Requirement:
Could you filter the records below and keep only the lines with the word "Telèfon"?

Given records:
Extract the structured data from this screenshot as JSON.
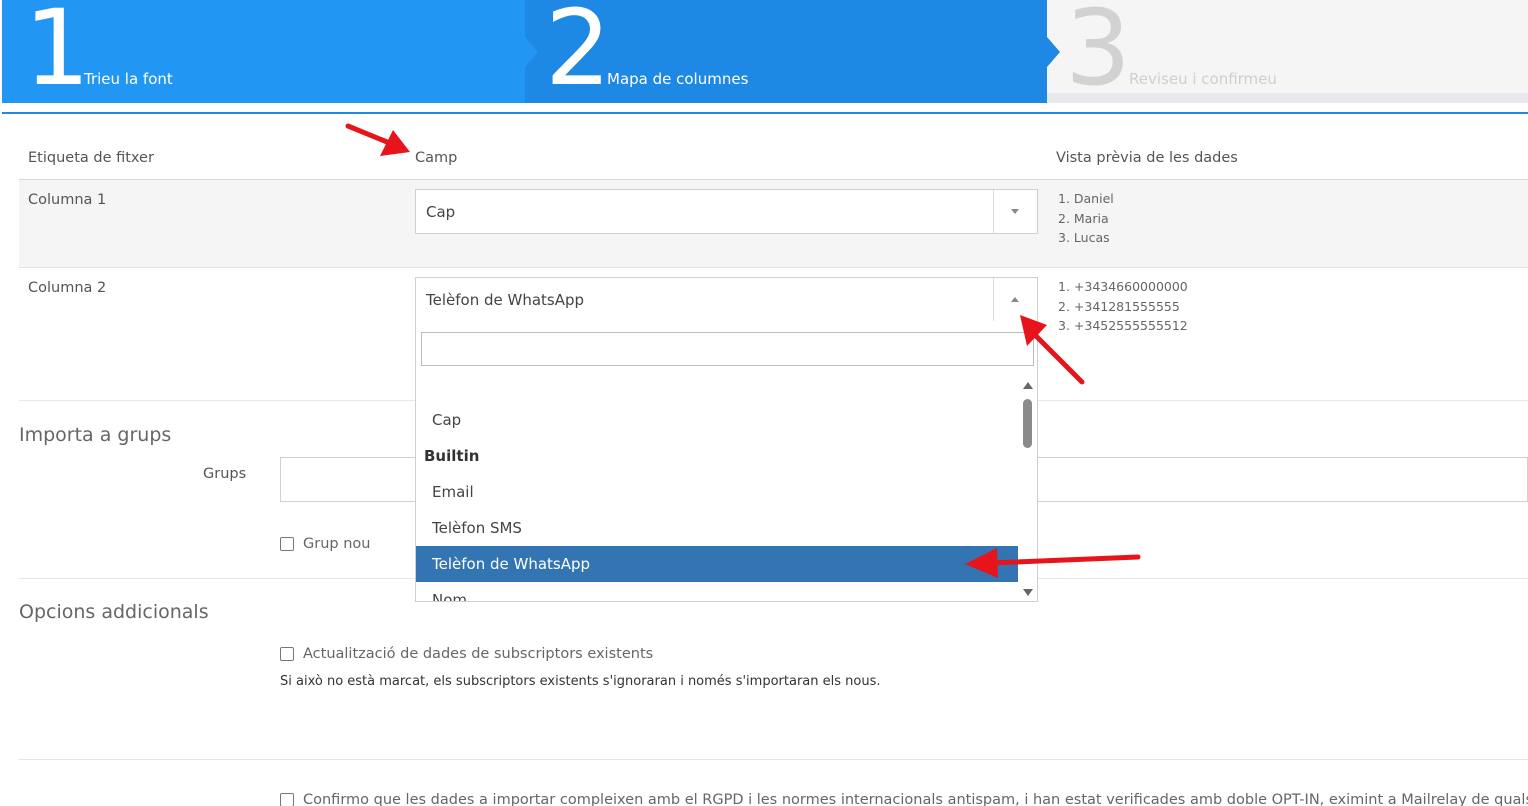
{
  "wizard": {
    "steps": [
      {
        "number": "1",
        "label": "Trieu la font",
        "state": "done"
      },
      {
        "number": "2",
        "label": "Mapa de columnes",
        "state": "active"
      },
      {
        "number": "3",
        "label": "Reviseu i confirmeu",
        "state": "pending"
      }
    ]
  },
  "mapping": {
    "headers": {
      "file_label": "Etiqueta de fitxer",
      "field": "Camp",
      "preview": "Vista prèvia de les dades"
    },
    "rows": [
      {
        "label": "Columna 1",
        "selected": "Cap",
        "preview": [
          "1. Daniel",
          "2. Maria",
          "3. Lucas"
        ]
      },
      {
        "label": "Columna 2",
        "selected": "Telèfon de WhatsApp",
        "preview": [
          "1. +3434660000000",
          "2. +341281555555",
          "3. +3452555555512"
        ]
      }
    ]
  },
  "dropdown": {
    "search_value": "",
    "options": [
      {
        "label": "Cap",
        "type": "item"
      },
      {
        "label": "Builtin",
        "type": "group"
      },
      {
        "label": "Email",
        "type": "item"
      },
      {
        "label": "Telèfon SMS",
        "type": "item"
      },
      {
        "label": "Telèfon de WhatsApp",
        "type": "item",
        "selected": true
      },
      {
        "label": "Nom",
        "type": "item"
      }
    ]
  },
  "groups_section": {
    "title": "Importa a grups",
    "groups_label": "Grups",
    "new_group_label": "Grup nou"
  },
  "options_section": {
    "title": "Opcions addicionals",
    "update_label": "Actualització de dades de subscriptors existents",
    "update_help": "Si això no està marcat, els subscriptors existents s'ignoraran i només s'importaran els nous.",
    "gdpr_label": "Confirmo que les dades a importar compleixen amb el RGPD i les normes internacionals antispam, i han estat verificades amb doble OPT-IN, eximint a Mailrelay de qualsevol"
  },
  "colors": {
    "step_done": "#2196f3",
    "step_active": "#1e88e5",
    "step_pending": "#f5f5f5",
    "selected_option": "#3375b3",
    "annotation_arrow": "#e8141b"
  }
}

Answer box:
        "selected": "Telèfon de WhatsApp",
        "label": "Telèfon SMS",
        "label": "Telèfon de WhatsApp",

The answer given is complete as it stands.